Sexual Abuse Q&A with Bloomsburg University

Dr. David Soltz

Dr. David SoltzGiven recent events at Penn State, we felt it might be helpful to talk with Bloomsburg University officials to discuss the policies and procedures related to sexual abuse on campus.  President Soltz issued a statement several days after the events at Penn State transpired which encouraged those in the university community to alert authorities about potential sexual abuse that may be occurring on campus.  However, we wanted to dig a little deeper in order to discuss what training and procedures are in place behind the scenes and what the requirements for reporting are for university police.  In addition, given that 1 in 4 women and 1 in 6 men are sexual abuse victims, we wanted to find out what types of resources Bloomsburg University provides for those impacted by sexual abuse.

We read your statement about defining the process for reporting potential sexual abuse cases, with people encouraged to go directly to university police.  What compelled you to make the statement?

With the recent headlines, this was a good time to review BU’s current policy as well as remind the campus community of the proper protocol.

You encourage anyone in the university to notify campus police if they have reason to believe there is abuse going on.  That is fantastic, but on the other side, what are you telling campus police? Are there training or sensitivity programs going on there to help them deal with any potential cases?  Are they equipped to respond?

BU takes a team approach in addressing cases of sexual abuse / sexual harassment. Our campus police are part of that team. Within the last three weeks, the team attended a training session on this topic. Additionally, BU hosted a two-day workshop on how to conduct investigations involving sexual assault/sexual harassment cases. The university also consults with PASSHE (Pennsylvania State System of Higher Education) legal counsel on a regular basis to ensure we are handling cases of this nature in an appropriate manner.

With regard to campus police, what is their reporting role/process to town or state police?  If a case of abuse is brought forward, are they legally obligated to share that information?

If a crime is reported on campus, it is in the jurisdiction of Bloomsburg University Safety and Police Department. BU Police will investigate, consult with the DA and file charges. Like our counterparts, Bloomsburg Town Police, we submit a unified crime report monthly to the State Police.

Clearly in the case of Jerry Sandusky, people were potentially incredulous — when faced with rumors and potential incidents –because he was thought to be such a good, upstanding person who had such high standing. And with 1 in 4 women and 1 in 6 men sexually abused at some point in their life, this is probably going on in every town and on every campus across the country.  How do we convey to the university community that anyone can be a victim and anyone can be a perpetrator?

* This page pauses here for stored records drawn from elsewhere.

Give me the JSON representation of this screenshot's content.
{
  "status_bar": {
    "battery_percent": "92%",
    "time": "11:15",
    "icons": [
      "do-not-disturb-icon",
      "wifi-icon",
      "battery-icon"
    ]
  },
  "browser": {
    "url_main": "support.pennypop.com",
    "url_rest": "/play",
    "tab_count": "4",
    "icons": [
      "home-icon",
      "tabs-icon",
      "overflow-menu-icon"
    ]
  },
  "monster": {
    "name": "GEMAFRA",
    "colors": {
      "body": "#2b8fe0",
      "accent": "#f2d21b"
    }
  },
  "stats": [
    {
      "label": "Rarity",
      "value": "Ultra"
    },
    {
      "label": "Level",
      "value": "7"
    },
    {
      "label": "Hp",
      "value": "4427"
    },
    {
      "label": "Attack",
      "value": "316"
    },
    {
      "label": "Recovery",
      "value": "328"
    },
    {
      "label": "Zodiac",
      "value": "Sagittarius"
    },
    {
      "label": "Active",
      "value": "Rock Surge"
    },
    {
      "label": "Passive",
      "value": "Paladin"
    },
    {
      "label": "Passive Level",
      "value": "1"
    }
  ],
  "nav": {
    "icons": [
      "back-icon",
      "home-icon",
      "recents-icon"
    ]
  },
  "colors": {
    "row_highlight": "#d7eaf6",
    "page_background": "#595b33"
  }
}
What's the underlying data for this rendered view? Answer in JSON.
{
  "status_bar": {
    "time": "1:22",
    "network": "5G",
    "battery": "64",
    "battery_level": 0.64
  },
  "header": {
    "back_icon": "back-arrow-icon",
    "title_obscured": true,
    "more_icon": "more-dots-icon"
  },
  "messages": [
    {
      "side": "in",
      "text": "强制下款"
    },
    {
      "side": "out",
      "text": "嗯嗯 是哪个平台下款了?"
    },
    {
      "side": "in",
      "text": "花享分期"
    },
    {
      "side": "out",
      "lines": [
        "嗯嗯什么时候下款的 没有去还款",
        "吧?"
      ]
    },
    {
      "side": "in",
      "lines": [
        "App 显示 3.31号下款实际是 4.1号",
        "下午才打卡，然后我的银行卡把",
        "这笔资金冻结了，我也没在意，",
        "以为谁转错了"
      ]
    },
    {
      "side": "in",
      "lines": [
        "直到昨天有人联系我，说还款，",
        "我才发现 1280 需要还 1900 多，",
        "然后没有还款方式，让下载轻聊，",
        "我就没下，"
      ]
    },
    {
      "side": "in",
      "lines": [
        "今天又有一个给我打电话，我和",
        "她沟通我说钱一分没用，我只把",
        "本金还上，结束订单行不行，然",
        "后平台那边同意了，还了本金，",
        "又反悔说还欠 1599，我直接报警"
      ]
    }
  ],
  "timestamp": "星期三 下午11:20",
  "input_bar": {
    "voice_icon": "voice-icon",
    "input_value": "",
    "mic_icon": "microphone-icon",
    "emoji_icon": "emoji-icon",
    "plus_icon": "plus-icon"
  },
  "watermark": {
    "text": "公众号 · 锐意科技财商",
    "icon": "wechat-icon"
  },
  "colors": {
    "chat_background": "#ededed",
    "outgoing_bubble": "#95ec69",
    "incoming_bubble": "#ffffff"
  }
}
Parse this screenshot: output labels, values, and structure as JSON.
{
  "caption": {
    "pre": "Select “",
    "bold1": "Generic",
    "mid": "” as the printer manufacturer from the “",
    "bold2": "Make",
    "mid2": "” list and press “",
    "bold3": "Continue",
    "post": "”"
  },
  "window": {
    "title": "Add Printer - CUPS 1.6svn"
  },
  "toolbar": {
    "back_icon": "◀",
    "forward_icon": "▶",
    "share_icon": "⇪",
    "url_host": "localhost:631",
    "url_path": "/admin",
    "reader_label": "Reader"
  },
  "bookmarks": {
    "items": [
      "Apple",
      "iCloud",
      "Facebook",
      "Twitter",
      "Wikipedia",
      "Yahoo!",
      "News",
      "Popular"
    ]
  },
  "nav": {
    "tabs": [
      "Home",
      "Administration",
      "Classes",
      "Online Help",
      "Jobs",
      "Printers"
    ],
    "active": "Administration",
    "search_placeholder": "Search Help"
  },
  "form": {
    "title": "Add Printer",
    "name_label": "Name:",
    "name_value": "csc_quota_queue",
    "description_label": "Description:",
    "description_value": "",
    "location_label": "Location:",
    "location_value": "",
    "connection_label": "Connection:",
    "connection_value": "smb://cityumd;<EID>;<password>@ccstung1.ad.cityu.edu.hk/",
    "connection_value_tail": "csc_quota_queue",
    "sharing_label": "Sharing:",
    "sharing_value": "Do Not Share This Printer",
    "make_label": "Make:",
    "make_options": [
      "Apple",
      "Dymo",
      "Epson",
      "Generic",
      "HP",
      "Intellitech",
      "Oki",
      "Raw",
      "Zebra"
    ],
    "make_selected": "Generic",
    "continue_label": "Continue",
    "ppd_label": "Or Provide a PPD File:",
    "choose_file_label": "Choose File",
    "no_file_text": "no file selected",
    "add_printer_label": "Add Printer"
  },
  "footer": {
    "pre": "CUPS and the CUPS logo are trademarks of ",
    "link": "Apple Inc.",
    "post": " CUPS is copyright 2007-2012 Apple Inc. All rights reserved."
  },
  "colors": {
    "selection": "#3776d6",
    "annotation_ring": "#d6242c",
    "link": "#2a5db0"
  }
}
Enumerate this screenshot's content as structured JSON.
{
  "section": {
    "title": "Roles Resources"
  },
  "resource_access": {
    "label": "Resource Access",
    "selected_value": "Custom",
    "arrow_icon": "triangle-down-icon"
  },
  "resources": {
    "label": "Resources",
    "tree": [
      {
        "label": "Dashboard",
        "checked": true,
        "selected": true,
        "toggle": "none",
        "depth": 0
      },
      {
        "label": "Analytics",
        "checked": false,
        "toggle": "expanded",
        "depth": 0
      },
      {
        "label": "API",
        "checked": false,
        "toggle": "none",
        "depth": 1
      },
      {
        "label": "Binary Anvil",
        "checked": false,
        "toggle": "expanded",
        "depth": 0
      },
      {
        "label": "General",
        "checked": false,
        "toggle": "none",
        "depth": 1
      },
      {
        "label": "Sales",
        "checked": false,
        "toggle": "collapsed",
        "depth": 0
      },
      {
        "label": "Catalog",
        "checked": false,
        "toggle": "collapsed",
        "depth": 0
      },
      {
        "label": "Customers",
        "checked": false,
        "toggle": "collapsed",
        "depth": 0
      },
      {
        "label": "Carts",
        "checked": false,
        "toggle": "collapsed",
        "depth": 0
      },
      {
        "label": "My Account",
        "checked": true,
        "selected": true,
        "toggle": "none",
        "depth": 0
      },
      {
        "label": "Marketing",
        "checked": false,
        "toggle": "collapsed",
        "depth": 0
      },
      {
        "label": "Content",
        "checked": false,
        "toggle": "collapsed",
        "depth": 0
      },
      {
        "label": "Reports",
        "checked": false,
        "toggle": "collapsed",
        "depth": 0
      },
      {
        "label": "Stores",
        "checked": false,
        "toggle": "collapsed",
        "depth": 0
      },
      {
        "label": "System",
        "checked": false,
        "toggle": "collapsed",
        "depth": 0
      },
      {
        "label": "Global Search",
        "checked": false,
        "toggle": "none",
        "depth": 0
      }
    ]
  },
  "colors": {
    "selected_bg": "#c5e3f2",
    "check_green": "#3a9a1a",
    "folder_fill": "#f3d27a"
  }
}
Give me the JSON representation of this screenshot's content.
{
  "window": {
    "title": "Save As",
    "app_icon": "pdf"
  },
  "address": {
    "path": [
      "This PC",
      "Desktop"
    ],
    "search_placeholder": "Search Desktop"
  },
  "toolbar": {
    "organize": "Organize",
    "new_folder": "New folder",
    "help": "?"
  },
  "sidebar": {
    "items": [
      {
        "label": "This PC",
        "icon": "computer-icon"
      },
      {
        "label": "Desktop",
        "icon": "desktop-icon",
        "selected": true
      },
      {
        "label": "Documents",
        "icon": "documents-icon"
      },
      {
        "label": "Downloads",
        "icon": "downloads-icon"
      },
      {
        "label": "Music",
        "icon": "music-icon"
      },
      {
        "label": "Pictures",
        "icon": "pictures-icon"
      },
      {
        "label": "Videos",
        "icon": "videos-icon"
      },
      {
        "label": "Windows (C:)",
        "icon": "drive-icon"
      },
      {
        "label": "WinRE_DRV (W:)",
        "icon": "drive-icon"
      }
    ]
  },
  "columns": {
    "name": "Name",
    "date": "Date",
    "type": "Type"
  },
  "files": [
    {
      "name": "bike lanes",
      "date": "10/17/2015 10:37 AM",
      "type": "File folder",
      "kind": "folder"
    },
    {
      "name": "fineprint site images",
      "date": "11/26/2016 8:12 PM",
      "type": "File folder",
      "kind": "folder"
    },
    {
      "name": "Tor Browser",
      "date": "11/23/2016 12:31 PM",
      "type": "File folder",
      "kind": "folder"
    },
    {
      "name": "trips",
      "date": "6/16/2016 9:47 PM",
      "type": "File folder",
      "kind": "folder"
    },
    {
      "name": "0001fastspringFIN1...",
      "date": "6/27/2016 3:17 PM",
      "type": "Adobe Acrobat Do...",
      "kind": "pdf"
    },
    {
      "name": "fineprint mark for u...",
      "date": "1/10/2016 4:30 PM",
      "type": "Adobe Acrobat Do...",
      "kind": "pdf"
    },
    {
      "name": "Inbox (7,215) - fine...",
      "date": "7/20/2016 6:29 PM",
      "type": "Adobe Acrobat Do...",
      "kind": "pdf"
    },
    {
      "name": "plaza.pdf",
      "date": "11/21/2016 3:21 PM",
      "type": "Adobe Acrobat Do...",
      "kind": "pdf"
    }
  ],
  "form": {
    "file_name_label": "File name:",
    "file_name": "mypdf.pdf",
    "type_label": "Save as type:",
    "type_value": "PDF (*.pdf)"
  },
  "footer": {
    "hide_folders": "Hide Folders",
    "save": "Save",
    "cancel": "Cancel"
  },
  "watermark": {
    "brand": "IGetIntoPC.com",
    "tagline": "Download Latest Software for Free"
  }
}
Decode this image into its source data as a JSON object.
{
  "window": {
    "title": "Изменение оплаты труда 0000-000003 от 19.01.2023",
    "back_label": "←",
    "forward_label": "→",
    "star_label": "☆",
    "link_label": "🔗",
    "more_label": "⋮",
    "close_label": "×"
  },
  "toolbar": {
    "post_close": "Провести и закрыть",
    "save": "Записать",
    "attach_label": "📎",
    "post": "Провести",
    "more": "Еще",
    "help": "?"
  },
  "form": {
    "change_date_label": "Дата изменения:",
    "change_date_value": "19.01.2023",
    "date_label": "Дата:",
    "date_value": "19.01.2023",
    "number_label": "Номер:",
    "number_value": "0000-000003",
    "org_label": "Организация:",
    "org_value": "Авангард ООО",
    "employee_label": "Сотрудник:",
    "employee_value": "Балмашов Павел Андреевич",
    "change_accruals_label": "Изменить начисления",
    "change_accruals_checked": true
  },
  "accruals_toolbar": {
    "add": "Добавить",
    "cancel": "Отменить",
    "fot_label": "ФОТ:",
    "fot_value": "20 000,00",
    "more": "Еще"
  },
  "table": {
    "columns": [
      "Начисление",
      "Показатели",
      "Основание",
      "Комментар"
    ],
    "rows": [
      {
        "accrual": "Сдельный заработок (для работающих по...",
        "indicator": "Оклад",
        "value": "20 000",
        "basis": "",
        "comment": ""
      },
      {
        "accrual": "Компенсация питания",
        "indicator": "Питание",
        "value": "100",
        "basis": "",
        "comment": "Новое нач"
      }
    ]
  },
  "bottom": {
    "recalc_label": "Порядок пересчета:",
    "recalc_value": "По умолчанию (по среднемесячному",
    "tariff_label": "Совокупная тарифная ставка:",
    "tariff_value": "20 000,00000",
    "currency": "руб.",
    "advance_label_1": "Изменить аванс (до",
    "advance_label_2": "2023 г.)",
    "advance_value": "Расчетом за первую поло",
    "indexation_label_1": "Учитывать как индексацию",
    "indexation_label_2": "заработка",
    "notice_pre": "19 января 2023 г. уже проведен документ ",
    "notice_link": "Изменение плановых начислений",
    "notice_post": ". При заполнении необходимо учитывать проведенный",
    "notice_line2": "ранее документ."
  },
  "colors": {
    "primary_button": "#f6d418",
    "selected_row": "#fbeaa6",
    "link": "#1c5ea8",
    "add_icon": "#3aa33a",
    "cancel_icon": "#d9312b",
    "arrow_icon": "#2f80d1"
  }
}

There’s information on the University Web site regarding sexual assault/sexual harassment. (http://www.bloomu.edu/Title_IX) Educational information is emailed and posted around campus detailing how to report allegations of sexual assault / sexual abuse. (http://www.bloomu.edu/wrc)

What resources do you have on campus for sexual abuse victims?

In addition to the BU Police, the team includes representatives from the Office of Social Equity, Women’s Resource Center, University Counseling Services, Residence Life and the Office of Student Standards. When an incident is reported, the Title IX coordinator is obligated to coordinate services with all of the offices involved. This ensures our police are notified and involved immediately. Additionally, if a student is harmed, residence life and the counseling services are on hand to provide support and resources. It’s important to note the Women’s Resource Center is readily available to assist any individual who has been a victim of sexual assault or abuse.

Title IX of the Education Amendments of 1972 prohibits discrimination based on gender in educational programs which receive federal financial assistance. Programs and activities which may be included are: academic programs, admissions, athletics, employment and recruitment, financial aid and university housing.

Title IX clearly prohibits sexual harassment which includes sexual assault and violence.

Leave a Reply

Your email address will not be published. Required fields are marked *